U.S. consumers may have been less satisfied with their health plans in 2006 than they have been since 2002, but the apparent drop may be due to a survey change.
Researchers at the National Committee for Quality Assurance, Washington, have published the 2006 plan member satisfaction figures and many other 2006 health plan performance statistics in their latest health plan quality report.
The NCQA bases the results on data from the Healthcare Effectiveness Data and Information Set care quality survey program and the Consumer Assessment of Health Providers and Systems member satisfaction survey program.
This year, changes in the member satisfaction survey and in the definitions for many important quality indicators, such as the indicator for breast cancer screening rates, make 2006 results hard to compare with earlier results, NCQA officials say.
The new version of the commercial plan member satisfaction survey has a different number of core items, and the wording of some returning items has changed.
Medicare program administrators have not yet released any satisfaction data for Medicare Advantage plans, NCQA officials say. It is possible that the characteristics of participating Medicare Advantage plans have changed in ways that affect comparisons of 2006 care quality data with prior-year data even when the indicators themselves have remained the same.
But the raw satisfaction figures for participating commercial plans show that only 73.6% of members gave their plans a rating of 8 or higher on a 10-point scale in 2006, down from 78% in 2005, according to the authors of the NCQA assessment.

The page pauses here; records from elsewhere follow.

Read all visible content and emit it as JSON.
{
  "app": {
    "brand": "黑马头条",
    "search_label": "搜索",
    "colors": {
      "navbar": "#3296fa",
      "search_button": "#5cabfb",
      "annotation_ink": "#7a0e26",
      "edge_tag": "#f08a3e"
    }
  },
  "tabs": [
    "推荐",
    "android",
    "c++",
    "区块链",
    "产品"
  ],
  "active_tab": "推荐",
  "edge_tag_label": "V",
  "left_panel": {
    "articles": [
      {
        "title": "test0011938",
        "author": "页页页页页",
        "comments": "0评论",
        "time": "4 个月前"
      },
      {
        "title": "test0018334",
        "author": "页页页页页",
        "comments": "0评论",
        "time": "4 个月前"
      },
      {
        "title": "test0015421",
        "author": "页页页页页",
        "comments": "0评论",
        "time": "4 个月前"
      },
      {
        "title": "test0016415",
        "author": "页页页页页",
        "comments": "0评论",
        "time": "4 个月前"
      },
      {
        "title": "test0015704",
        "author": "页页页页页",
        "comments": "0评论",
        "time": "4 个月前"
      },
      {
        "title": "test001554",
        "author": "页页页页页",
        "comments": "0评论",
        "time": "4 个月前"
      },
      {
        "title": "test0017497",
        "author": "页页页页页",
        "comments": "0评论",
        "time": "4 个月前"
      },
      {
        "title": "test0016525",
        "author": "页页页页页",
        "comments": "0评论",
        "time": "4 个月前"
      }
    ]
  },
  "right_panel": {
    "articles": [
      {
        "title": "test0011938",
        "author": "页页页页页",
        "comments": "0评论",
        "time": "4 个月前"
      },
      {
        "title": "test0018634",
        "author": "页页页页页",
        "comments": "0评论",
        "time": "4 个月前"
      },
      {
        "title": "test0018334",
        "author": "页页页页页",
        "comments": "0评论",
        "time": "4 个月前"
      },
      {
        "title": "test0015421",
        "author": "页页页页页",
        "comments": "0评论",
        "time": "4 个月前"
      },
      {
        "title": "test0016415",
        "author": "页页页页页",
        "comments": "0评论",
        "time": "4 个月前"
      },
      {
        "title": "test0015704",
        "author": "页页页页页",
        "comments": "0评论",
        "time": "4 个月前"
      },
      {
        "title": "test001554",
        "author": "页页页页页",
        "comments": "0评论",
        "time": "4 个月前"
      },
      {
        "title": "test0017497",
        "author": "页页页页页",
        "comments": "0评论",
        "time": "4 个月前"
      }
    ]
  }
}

The percentage of participating Medicaid plan members giving plans a rating of 8 or higher fell to 65.6%, from 72.8%.
Participating commercial plans reported improvements in 30 of 44 care quality indicators, and Medicaid plans reported improvements in 34 of 43 quality indicators.